They’re here to live.

Sometimes the parents say thank you in either perfect or broken English, or with the simple gesture of a smile and a head nod.

One of the interpreters who I’ve become good friends with told me that he hears it all the time from them, that they are eternally and genuinely thankful to all of us.

They may not know how to say it, but they always find a way to show it.

One night while helping out at the dining facility in Aman Omid Village, I was tasked to separate the people into two lines to get their food.

I walked back and forth in between the two lines, talking with those who understood English and communicating through gestures with those who didn’t. The lines were understandably long, and sometimes kids get cranky when they’re hungry and have to wait for food.

To be fair, I’m 31 and still get 'hangry.'

To pass the time, I ask the kids if they like ja-dew, or magic. Many of them understand my terrible attempt at their language and start to grin, nodding their heads in excitement. I do a simple trick where I take my thumb off, and watch as their eyes grow in disbelief. Some of them know the trick and laugh, but others utter a word under their breath, staring at the seemingly impossible black magic that they just witnessed. I return my thumb back to its original place, and they want to see it again.

Even some of the parents get tricked by my sorcery! Their head snaps back as they almost jump away from me, and their disbelief in what they just witnessed quickly turns to disbelief in themselves for falling for such a childish illusion. They laugh, long and hard at themselves, and I usually end up showing them how to do the trick. Like a child with a new toy, they spend the rest of their time in line practicing the trick, with light seemingly emanating from their eyes as they correctly perform it.

After a few days of playing magician, I learned that my name to them was no longer Boyton but Ja-dew Gur, meaning sorcerer or magician. It’s a name that I’ll never forget.

Thankfully, I’m not the only Airman here interacting with the evacuees. Every time I turn a corner, I see another Airman making them feel at home and feel welcomed.

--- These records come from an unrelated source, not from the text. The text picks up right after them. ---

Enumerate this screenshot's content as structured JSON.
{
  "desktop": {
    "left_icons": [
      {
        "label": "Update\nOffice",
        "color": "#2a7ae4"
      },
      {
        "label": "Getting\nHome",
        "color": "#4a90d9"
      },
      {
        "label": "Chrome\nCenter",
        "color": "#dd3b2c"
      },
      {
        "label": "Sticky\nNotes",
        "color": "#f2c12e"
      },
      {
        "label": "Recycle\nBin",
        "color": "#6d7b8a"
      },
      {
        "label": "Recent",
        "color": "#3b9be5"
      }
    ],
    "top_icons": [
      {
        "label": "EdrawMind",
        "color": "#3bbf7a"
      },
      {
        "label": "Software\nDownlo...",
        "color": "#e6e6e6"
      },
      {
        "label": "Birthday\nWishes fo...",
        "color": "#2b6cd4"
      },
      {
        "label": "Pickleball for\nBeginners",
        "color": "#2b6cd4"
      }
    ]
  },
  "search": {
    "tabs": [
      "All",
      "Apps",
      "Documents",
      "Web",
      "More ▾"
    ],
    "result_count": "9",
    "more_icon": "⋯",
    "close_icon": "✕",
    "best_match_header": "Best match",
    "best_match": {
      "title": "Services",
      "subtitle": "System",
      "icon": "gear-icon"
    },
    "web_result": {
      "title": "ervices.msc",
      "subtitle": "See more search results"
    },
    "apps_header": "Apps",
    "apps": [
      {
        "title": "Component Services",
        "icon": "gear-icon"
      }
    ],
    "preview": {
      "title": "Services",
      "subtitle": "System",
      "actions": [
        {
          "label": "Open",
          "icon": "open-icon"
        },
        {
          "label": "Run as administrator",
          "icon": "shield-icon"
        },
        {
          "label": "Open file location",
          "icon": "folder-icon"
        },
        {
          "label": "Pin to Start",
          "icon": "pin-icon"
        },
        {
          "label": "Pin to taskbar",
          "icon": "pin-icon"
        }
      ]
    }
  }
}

We’re not just taking care of the evacuees, we’re also taking care of ourselves. The genuine kindness, laughter, and love that everyone here shares isn’t just for show, it’s chicken soup for our hearts and souls.